### [YOUR OBJECTIVE]
Go line by line through the entries below and copy those containing the string "Fields".

Website and app data records:
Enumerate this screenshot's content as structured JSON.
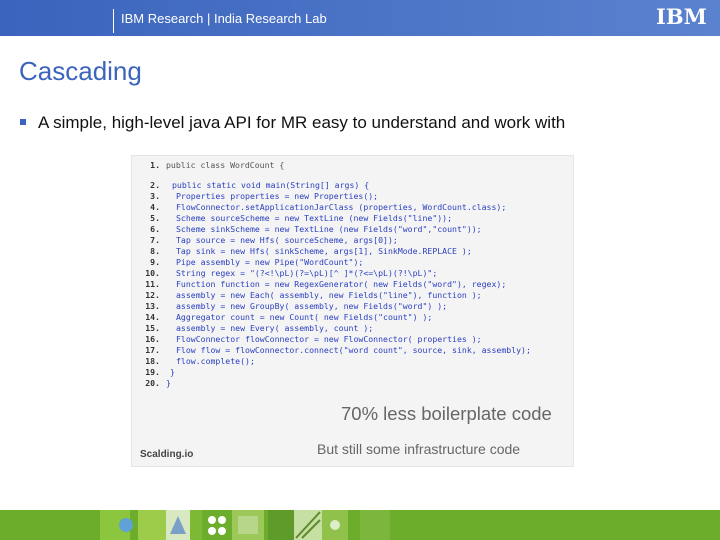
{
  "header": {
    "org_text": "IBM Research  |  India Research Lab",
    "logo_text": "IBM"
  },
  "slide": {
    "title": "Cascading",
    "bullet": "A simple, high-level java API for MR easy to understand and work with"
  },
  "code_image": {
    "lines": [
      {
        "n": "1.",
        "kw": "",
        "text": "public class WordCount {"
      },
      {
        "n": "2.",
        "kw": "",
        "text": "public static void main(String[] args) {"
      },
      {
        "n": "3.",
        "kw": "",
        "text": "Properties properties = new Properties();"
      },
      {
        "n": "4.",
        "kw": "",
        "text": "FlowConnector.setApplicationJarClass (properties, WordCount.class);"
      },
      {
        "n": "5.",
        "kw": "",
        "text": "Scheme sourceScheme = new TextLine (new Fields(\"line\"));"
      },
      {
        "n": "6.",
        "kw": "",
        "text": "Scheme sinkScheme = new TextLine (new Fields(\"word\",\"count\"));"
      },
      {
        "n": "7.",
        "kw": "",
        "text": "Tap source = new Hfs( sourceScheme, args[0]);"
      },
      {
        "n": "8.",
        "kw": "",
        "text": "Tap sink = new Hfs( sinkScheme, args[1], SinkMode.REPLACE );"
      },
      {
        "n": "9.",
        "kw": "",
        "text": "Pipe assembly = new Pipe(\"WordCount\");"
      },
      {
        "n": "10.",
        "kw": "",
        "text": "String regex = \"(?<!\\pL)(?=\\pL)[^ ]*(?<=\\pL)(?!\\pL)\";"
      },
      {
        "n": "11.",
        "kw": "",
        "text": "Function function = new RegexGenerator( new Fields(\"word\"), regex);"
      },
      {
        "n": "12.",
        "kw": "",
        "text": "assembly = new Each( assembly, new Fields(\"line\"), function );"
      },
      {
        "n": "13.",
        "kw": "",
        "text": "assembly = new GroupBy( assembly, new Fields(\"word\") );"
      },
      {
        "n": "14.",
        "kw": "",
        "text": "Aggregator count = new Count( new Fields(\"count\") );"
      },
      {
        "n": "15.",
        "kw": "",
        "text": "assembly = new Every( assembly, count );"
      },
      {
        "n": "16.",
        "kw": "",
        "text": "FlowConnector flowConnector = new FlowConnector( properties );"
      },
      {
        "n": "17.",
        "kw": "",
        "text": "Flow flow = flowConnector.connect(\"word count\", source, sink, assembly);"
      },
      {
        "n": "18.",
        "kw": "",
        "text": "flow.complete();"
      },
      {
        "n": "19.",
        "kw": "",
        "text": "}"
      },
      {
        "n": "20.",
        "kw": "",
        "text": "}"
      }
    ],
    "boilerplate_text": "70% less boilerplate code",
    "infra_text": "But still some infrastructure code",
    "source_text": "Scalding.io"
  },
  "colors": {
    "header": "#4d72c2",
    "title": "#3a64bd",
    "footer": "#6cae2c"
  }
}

### [EXERCISE OUTPUT]
        "text": "Scheme sourceScheme = new TextLine (new Fields(\"line\"));"
        "text": "Scheme sinkScheme = new TextLine (new Fields(\"word\",\"count\"));"
        "text": "Function function = new RegexGenerator( new Fields(\"word\"), regex);"
        "text": "assembly = new Each( assembly, new Fields(\"line\"), function );"
        "text": "assembly = new GroupBy( assembly, new Fields(\"word\") );"
        "text": "Aggregator count = new Count( new Fields(\"count\") );"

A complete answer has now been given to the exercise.